Mr Raphaël Delpech, recently appointed General Director at BNIC gives an overview of the importance of Cognac on international markets and why a well-functioning and rules-based international trade system is necessary to keep delivering safe and quality products to European consumers.
Can you tell us more about the importance of export for market?
Since its early beginning in the 15th century, Cognac history has been characterized by openness to foreign markets and has been a great traveller ever since.
As an export product, Cognac has always needed an appropriate legal framework removing tariffs and technical barriers to trade. Just like Cognac, the spirits sector in Europe has been one of the main beneficiaries of this open trade policy, championed by the EU in the last 15 years, with a very ambitious agenda of bilateral agreements, resulting in an increase of the volume and value of our exports. Thanks to that, in 2019, Cognac was the biggest exporter in the French wine and spirits industry, with 216.5 million bottles exported.
Therefore, we imagine GI protection and promotion is important, what does the Cognac sector do in this regard?
BNIC has been promoting Cognac GI since 2010 in its key markets (USA and China), in order to develop the image and notoriety of European GIs, notably Cognac, among wine & spirits professionals. Our latest campaign started in March 2020 and aims at promoting a new identity firmly focused on the connection between Cognac and its origins, through education, press relations, social media & digital influence. The heart of the campaign is to raise the profile of GIs by taking part in major industry events and coordinating a network of professionals and influencers. Over the last campaign, 104 masterclasses were organised in the US and China, enabling us to educate near 5,500 professionals. 21 press and influencers events were organised generating near 1,600 positive articles on Cognac.
When exporting to third markets, it’s critical that IP rights are fully protected, not only trademarks but also geographical indications. BNIC has a very offensive strategy of direct registration of “Cognac” on every market where local law allows it, in addition to the ambitious agenda of bilateral and multilateral agreements signed by the EU.
In this regards, the Geneva Act of the Lisbon Agreement (2015) and the GI agreement with China (2019) show the way as they give GI’s holders the right tools to fight against counterfeits.
What about the regulatory framework for Cognac exports?
The EU needs to remain a champion of open & rules-based international trade, resist protectionist tendencies and robustly address market access barriers, which are likely to increase in the current economic downturn.
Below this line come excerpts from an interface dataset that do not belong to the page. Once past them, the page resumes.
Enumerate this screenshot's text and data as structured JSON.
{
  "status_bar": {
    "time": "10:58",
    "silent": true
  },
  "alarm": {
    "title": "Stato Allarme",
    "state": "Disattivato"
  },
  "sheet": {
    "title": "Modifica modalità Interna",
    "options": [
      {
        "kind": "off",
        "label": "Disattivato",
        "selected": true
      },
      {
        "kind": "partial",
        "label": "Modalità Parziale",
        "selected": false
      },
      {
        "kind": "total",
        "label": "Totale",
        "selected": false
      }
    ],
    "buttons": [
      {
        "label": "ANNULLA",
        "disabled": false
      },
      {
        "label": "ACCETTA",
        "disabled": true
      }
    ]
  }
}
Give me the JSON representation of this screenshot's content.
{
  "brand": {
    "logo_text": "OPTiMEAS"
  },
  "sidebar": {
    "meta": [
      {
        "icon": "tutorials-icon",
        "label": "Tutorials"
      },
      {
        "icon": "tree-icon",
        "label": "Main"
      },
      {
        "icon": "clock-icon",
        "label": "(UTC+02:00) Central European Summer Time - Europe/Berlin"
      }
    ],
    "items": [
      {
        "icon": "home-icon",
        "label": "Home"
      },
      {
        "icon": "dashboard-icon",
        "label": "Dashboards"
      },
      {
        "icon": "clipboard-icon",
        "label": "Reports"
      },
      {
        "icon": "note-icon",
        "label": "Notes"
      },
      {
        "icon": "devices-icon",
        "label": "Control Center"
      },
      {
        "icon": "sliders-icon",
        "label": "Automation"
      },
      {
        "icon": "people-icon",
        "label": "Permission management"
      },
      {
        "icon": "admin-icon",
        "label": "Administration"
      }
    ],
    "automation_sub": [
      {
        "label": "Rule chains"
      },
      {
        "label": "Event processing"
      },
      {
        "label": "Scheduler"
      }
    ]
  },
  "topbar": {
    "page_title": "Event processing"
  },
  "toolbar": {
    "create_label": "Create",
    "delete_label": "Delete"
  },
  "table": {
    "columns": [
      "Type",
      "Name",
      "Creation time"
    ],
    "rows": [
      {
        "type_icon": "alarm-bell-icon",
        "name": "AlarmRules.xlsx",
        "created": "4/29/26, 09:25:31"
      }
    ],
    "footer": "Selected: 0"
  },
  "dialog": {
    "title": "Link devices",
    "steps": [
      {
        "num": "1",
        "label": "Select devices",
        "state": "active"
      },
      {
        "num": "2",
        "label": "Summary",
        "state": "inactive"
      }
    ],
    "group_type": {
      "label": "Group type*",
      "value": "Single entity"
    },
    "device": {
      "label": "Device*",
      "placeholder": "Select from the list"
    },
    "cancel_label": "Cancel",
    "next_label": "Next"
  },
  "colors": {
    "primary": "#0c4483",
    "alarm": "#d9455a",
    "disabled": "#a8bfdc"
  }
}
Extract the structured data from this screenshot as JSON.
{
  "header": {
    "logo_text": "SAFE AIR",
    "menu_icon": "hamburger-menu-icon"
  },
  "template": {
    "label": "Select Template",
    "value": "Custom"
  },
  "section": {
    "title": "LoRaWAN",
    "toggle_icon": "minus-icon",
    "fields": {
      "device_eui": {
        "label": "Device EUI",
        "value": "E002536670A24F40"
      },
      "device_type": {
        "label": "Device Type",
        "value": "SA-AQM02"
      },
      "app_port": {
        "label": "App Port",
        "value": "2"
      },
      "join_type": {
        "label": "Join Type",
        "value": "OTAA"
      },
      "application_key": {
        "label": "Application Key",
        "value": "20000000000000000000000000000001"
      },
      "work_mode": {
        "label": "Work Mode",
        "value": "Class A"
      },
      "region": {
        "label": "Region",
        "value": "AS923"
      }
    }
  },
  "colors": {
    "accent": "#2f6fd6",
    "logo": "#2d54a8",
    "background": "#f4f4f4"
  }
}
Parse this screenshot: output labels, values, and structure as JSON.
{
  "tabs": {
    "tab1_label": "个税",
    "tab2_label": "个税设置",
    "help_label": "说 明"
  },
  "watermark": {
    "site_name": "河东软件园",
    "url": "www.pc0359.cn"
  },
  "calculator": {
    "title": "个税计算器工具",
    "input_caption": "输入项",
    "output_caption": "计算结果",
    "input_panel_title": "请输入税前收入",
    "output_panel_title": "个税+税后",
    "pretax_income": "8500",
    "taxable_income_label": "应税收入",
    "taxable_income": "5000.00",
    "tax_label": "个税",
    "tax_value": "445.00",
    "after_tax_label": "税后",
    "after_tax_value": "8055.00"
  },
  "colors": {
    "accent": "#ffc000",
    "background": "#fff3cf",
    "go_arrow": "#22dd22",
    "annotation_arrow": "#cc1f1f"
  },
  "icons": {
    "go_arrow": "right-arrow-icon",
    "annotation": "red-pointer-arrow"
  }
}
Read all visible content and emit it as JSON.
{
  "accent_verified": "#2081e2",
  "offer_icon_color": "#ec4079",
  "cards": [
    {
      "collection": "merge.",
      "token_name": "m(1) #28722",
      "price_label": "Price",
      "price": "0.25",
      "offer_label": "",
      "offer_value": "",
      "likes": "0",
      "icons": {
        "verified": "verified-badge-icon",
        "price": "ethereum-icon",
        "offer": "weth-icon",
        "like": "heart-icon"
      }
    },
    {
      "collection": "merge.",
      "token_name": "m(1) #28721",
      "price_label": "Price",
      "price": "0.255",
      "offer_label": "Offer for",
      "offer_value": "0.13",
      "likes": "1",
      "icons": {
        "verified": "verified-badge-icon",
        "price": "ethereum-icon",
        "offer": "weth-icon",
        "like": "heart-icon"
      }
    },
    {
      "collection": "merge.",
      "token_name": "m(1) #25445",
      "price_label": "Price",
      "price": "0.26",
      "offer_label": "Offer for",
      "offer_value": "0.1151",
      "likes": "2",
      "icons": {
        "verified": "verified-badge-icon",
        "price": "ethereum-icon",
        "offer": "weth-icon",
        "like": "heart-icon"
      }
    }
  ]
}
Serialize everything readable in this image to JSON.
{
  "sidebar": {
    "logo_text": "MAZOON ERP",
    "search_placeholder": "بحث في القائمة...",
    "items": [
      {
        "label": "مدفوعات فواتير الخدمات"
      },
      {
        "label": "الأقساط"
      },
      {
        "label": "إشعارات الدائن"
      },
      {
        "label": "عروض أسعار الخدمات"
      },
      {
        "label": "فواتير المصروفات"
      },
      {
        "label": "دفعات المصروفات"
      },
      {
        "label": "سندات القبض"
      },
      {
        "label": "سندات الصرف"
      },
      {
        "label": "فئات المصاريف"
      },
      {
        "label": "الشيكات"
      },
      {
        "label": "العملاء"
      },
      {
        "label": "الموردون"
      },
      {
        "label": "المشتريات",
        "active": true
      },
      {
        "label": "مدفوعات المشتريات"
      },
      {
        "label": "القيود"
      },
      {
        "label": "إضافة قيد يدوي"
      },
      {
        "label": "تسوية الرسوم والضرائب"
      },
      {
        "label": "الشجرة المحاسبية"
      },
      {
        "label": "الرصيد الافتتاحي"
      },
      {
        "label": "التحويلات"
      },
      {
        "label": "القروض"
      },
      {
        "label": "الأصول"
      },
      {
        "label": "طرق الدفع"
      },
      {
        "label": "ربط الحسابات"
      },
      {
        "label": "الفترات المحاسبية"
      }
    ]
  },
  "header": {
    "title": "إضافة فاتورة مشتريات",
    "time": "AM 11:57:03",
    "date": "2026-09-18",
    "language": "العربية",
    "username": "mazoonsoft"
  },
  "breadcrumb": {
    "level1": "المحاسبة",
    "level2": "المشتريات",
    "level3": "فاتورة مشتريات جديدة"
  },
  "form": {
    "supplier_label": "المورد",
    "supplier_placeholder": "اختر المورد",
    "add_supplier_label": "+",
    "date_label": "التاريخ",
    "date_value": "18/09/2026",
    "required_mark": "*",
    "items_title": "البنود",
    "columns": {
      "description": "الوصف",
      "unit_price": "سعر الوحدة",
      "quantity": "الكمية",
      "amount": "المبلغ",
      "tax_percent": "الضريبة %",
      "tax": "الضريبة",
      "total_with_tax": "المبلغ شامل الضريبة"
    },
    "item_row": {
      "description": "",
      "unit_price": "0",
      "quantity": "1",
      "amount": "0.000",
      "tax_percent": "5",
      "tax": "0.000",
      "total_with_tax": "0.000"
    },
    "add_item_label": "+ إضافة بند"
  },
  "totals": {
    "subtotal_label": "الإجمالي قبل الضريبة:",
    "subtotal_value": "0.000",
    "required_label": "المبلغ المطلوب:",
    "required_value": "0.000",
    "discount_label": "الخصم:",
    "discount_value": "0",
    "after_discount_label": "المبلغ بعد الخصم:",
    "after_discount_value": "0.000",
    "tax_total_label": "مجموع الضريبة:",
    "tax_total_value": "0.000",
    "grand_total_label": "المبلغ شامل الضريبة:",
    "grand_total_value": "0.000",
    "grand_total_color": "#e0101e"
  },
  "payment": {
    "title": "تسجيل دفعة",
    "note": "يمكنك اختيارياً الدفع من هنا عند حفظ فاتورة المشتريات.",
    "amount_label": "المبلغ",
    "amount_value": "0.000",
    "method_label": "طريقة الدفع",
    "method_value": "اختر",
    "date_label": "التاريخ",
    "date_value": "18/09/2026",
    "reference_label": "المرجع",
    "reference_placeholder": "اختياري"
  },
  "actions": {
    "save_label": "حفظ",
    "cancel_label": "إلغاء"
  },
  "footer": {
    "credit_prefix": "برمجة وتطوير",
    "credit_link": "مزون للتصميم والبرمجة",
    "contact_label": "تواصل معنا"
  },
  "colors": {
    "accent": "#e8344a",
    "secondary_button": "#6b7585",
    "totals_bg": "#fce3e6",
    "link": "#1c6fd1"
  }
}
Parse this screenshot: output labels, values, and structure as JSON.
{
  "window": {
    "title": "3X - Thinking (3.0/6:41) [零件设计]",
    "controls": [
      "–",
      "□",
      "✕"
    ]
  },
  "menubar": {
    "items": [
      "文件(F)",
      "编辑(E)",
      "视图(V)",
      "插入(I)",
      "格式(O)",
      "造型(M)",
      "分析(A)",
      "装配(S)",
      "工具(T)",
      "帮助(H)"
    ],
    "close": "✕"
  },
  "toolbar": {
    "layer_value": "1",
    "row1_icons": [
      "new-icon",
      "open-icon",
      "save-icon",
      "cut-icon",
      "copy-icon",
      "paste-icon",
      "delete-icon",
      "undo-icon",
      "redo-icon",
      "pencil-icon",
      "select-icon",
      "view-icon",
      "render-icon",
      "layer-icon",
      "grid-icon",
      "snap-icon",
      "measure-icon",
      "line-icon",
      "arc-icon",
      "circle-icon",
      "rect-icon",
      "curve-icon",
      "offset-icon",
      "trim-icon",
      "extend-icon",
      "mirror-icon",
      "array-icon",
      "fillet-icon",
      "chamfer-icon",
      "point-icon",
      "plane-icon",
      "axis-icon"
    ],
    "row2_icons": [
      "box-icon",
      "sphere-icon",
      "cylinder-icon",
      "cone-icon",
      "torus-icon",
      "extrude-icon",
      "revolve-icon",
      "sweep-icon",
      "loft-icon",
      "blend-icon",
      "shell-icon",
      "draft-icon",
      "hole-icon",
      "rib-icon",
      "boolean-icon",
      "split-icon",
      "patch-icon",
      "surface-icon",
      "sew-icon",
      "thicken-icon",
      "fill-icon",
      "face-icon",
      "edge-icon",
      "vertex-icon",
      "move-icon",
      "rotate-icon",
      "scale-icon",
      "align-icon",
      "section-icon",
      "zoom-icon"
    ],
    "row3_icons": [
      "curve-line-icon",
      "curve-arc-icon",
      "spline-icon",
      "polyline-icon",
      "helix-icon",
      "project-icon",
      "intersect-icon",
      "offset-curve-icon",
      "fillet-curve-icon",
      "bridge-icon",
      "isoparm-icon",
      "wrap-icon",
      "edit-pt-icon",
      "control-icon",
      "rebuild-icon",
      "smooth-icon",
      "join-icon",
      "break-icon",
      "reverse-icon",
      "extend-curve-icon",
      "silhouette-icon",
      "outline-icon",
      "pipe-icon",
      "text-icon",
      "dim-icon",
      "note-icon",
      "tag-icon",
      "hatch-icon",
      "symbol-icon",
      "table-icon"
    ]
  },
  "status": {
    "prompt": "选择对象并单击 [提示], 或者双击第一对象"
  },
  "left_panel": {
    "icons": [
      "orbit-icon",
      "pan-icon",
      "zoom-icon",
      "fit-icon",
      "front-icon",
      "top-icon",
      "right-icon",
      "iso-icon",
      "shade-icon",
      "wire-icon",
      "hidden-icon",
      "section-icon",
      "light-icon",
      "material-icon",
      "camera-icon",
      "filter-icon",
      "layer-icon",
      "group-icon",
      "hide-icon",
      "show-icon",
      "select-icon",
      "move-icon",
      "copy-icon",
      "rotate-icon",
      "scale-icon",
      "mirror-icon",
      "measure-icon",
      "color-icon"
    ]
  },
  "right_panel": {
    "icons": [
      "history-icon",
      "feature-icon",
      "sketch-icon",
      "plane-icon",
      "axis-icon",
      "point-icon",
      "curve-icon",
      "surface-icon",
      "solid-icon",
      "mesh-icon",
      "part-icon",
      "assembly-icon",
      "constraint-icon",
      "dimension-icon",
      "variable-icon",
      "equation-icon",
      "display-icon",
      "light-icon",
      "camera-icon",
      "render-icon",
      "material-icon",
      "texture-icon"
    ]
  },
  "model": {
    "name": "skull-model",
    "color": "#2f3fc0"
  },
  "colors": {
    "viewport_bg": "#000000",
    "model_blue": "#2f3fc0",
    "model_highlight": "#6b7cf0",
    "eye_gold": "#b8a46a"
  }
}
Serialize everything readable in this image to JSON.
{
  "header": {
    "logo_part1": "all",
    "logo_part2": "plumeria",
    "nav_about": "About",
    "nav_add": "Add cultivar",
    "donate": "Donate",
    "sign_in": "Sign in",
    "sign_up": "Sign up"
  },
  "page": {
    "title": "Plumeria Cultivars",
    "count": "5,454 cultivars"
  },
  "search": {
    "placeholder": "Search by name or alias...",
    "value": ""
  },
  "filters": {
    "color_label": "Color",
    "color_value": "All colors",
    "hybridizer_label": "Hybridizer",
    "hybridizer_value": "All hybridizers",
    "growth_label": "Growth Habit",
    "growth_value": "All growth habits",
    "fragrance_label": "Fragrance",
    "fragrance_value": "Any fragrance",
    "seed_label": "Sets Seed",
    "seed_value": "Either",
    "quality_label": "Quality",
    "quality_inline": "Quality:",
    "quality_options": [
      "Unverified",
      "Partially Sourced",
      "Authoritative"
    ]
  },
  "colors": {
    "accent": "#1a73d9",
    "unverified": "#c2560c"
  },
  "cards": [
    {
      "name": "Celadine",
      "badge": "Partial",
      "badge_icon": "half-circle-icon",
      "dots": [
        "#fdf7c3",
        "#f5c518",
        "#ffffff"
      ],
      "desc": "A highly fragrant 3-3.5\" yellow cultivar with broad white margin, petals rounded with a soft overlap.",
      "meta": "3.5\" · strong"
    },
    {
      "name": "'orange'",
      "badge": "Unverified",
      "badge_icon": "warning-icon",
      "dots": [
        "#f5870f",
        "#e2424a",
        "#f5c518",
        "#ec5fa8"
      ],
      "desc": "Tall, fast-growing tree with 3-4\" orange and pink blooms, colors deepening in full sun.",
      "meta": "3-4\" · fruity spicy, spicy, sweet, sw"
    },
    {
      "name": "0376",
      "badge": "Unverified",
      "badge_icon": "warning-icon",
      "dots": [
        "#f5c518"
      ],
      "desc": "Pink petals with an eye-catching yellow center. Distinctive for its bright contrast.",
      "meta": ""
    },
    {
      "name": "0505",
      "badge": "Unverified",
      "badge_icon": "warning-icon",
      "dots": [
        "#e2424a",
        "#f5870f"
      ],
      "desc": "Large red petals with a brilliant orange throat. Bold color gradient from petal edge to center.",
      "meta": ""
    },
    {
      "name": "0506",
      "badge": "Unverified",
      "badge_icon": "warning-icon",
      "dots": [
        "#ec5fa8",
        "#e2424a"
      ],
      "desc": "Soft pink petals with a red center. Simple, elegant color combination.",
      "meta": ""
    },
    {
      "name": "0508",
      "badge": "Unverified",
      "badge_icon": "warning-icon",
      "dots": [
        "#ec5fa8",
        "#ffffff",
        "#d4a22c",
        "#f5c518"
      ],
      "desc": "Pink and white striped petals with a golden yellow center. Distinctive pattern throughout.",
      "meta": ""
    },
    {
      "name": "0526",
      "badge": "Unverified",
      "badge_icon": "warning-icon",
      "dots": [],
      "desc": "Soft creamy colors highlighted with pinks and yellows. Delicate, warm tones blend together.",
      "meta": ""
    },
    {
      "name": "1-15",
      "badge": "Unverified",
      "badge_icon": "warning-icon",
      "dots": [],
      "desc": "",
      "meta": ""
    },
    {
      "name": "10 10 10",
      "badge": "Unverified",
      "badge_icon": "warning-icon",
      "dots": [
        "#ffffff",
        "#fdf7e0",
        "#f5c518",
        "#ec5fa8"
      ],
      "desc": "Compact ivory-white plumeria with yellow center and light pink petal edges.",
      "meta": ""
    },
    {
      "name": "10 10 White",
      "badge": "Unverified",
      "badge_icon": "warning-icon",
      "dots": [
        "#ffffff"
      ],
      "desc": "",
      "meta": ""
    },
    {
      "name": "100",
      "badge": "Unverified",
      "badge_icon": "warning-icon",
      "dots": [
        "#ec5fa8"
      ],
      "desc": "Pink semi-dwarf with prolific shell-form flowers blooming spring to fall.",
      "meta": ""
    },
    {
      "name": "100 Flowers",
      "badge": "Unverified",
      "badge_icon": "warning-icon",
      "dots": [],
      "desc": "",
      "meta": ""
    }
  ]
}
Our sector relies on open & free trade after a very difficult economic context in the last six months, where exports were not only impacted by the global COVID-19 pandemic, but also by bans, restrictions and retaliation measures taken against some European wines and spirits.
Resolving the ongoing trade disputes with our 1st world market, the US, should be a top priority for the Trade Commissioner, avoiding escalation and building on the recent tariff reductions agreement.
We welcome the appointment of the new Chief Trade Enforcement Officer (CTEO). This new role is key and should focus both on full implementation of existing agreements and on addressing market access barriers, in close collaboration with industry.
While enforcement and implementation of existing agreements is critical, the EU should ratify without delay those already concluded and pursue trade negotiations, with a particular focus on those countries with a high potential for EU exports and significant market access barriers.
For centuries, consumers oversees have enjoyed our premium products and it’s our collective responsibility that it remains that way.
To conclude, can you give more details on this collective responsibility?
This collective responsibility has always driven producers and trade houses of Cognac, acting in favour of local development and environmental protection and guaranteeing the exemplary quality of our products to our clients.
The Cognac sector has worked for many years to preserve its terroir and natural resources, and particularly since 2016, when we launched a collective sustainable viticulture approach.
This initiative aims to promote and develop good practices in the vineyard, including obtaining collective environmental certification combining HEV (High Environmental Value) standards and specific criteria relating to Cognac industry requirements. More than 2,400 properties are engaged today in the collective programme, equalling to 72% of the vineyard area and 58% of the winegrowers. We aim to certify 100% of our winegrowers by 2030.